What to do
Would you write out all the records again, exactly?

── Supplied entries ──

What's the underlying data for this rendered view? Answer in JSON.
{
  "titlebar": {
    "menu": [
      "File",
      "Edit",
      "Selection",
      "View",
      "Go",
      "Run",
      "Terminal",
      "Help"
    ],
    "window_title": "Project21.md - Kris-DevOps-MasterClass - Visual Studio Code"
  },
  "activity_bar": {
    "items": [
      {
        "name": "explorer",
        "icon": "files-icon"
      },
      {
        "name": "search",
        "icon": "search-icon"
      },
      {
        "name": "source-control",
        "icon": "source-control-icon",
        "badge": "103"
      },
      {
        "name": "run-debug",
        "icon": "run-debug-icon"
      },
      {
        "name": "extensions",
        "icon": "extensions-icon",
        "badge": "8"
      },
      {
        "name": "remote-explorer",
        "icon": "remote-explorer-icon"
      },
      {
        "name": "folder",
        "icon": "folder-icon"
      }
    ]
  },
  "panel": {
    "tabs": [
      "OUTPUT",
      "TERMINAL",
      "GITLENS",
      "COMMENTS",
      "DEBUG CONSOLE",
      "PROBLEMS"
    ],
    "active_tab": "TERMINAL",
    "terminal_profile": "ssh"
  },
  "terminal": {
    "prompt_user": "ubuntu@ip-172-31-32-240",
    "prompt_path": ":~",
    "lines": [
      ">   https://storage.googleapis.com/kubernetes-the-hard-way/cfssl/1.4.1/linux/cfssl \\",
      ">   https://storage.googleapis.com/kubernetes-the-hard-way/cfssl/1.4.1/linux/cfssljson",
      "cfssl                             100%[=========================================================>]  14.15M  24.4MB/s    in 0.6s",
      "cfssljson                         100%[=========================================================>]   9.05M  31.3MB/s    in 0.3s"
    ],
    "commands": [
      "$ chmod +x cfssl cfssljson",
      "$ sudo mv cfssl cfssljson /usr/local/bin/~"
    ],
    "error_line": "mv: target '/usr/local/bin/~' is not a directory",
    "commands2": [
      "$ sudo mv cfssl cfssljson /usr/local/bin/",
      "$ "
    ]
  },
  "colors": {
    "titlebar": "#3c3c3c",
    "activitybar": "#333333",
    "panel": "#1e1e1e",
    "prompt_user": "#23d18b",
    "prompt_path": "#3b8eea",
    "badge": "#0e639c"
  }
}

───

Solution for this problem
What's the underlying data for this rendered view? Answer in JSON.
{
  "titlebar": {
    "menu": [
      "File",
      "Edit",
      "Selection",
      "View",
      "Go",
      "Run",
      "Terminal",
      "Help"
    ],
    "window_title": "Project21.md - Kris-DevOps-MasterClass - Visual Studio Code"
  },
  "activity_bar": {
    "items": [
      {
        "name": "explorer",
        "icon": "files-icon"
      },
      {
        "name": "search",
        "icon": "search-icon"
      },
      {
        "name": "source-control",
        "icon": "source-control-icon",
        "badge": "103"
      },
      {
        "name": "run-debug",
        "icon": "run-debug-icon"
      },
      {
        "name": "extensions",
        "icon": "extensions-icon",
        "badge": "8"
      },
      {
        "name": "remote-explorer",
        "icon": "remote-explorer-icon"
      },
      {
        "name": "folder",
        "icon": "folder-icon"
      }
    ]
  },
  "panel": {
    "tabs": [
      "OUTPUT",
      "TERMINAL",
      "GITLENS",
      "COMMENTS",
      "DEBUG CONSOLE",
      "PROBLEMS"
    ],
    "active_tab": "TERMINAL",
    "terminal_profile": "ssh"
  },
  "terminal": {
    "prompt_user": "ubuntu@ip-172-31-32-240",
    "prompt_path": ":~",
    "lines": [
      ">   https://storage.googleapis.com/kubernetes-the-hard-way/cfssl/1.4.1/linux/cfssl \\",
      ">   https://storage.googleapis.com/kubernetes-the-hard-way/cfssl/1.4.1/linux/cfssljson",
      "cfssl                             100%[=========================================================>]  14.15M  24.4MB/s    in 0.6s",
      "cfssljson                         100%[=========================================================>]   9.05M  31.3MB/s    in 0.3s"
    ],
    "commands": [
      "$ chmod +x cfssl cfssljson",
      "$ sudo mv cfssl cfssljson /usr/local/bin/~"
    ],
    "error_line": "mv: target '/usr/local/bin/~' is not a directory",
    "commands2": [
      "$ sudo mv cfssl cfssljson /usr/local/bin/",
      "$ "
    ]
  },
  "colors": {
    "titlebar": "#3c3c3c",
    "activitybar": "#333333",
    "panel": "#1e1e1e",
    "prompt_user": "#23d18b",
    "prompt_path": "#3b8eea",
    "badge": "#0e639c"
  }
}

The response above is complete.